is widely regarded as more risky than ship mortgage finance. In the
context of pre-delivery finance, a primary
concern of the lender is to have (usually by way of an assignment
from the buyer) the benefit of a reliable refund guarantee.

However, refund guarantees do not
impose liability upon the guarantor at all times and in all
circumstances. Building contracts invariably give the buyer a right
to be repaid instalments in certain circumstances.

These circumstances are usually
those in which the building contract is at an end – for example
through rescission, or as a result of delay on the part of the
builder, or because the hull has become a total loss.

A guarantor usually has no
liability unless and until the building contract is permanently at
an end.

But insolvency on the part of the
builder is usually not
an event which automatically terminates a building contract and
there are good reasons why that is the case. There are different
kinds of insolvency procedures, ranging from liquidation, to
administration, and to corporate restructurings conducted under
court supervision.

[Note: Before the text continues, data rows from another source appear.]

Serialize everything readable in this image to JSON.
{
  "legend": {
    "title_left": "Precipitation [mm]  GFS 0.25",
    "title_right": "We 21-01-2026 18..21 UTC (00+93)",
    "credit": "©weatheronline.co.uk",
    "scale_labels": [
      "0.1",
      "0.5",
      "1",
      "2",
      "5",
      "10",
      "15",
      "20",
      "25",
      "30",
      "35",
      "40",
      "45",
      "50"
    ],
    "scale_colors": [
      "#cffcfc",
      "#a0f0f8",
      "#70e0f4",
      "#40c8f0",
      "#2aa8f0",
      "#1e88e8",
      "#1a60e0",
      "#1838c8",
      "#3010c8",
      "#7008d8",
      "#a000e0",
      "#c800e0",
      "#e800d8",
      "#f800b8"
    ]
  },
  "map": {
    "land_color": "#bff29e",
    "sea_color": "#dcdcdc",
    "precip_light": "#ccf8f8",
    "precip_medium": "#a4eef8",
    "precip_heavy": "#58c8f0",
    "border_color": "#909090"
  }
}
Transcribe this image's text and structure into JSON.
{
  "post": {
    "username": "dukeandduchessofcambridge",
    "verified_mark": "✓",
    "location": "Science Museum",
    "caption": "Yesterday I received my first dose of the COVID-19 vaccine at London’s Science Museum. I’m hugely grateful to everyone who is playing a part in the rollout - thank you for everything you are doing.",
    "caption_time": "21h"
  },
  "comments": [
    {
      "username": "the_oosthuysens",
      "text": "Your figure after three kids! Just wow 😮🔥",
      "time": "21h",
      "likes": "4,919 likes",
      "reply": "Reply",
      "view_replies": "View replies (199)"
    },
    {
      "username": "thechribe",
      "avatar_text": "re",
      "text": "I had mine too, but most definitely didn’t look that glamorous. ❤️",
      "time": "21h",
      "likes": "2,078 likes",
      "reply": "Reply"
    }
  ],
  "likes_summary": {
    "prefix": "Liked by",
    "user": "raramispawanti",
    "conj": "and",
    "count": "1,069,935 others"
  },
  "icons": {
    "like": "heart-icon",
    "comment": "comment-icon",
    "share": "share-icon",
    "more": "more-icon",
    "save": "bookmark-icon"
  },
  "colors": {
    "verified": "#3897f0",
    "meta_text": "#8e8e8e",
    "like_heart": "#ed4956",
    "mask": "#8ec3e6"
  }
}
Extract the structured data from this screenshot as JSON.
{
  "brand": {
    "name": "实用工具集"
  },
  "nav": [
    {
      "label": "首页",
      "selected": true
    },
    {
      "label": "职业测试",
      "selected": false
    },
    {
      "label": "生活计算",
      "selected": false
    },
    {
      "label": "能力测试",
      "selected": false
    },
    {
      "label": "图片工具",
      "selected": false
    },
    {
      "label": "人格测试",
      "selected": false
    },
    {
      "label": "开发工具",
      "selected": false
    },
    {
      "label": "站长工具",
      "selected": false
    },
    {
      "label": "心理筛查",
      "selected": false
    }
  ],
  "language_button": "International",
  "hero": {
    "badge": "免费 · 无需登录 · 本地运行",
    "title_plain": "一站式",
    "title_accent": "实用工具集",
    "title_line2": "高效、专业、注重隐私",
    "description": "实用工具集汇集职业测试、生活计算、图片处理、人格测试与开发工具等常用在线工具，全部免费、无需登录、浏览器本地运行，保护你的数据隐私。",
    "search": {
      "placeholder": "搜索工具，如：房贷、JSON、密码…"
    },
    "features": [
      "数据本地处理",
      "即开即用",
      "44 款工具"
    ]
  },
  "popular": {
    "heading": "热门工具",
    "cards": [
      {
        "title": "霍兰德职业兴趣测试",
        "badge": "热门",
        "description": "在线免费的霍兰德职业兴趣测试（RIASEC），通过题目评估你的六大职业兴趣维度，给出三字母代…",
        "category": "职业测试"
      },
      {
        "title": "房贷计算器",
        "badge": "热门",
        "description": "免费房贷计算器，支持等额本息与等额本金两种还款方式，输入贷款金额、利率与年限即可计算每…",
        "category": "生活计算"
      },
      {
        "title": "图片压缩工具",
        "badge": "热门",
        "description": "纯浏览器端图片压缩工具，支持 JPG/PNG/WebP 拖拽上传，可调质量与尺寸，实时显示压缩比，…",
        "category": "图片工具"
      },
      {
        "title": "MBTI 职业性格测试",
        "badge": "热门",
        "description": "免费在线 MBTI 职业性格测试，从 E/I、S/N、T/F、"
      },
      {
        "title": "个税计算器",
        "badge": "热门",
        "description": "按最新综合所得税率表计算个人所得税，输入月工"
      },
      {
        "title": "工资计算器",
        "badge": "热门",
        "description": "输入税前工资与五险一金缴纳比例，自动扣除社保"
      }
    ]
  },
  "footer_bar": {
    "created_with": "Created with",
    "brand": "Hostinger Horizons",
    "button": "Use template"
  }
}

When a builder becomes insolvent,
the insolvency officer may regard the building contract as a
valuable asset of the insolvent company and may wish to complete
the ship and deliver it to the buyer. In such circumstances, there
is no need for insolvency to have the effect of terminating the
building contract.

The buyer’s position is not
adversely affected, because the buyer remains entitled to rely upon
its right to terminate the building contract if the ship is not
properly completed and delivered by the cancelling date.

If the insolvency officer completes
the ship successfully and in time, the buyer will have lost nothing
as a result of the insolvency. If the ship is not completed, the
buyer may terminate the contract and recover instalments from the
refund guarantor.



  • The outcome of the dispute
    depended upon its precise facts and upon the Supreme Court’s
    interpretation of the ambiguous drafting of the refund
  • In order to resolve an
    undoubted ambiguity in the drafting of the refund guarantee, the
    Supreme Court was influenced by its view of what was a commercially
    sensible outcome.
  • There is no substitute for
    careful and accurate drafting of legal documents; if the documents
    are ambiguous, the parties must submit to the outcome of legal
  • The judgment created no new
    law; well-established principles of contractual interpretation were
    applied, although the Supreme Court emphasised that the courts are
    entitled to apply a purposive interpretation in circumstances where
    the contract is ambiguous.
  • Kookmin Bank has no adverse
    significance in relation either to the Korean shipbuilding market,
    or to the reliability of Korean refund guarantors.

Roger Heward is a partner in law
firm Norton Rose’s dispute resolution team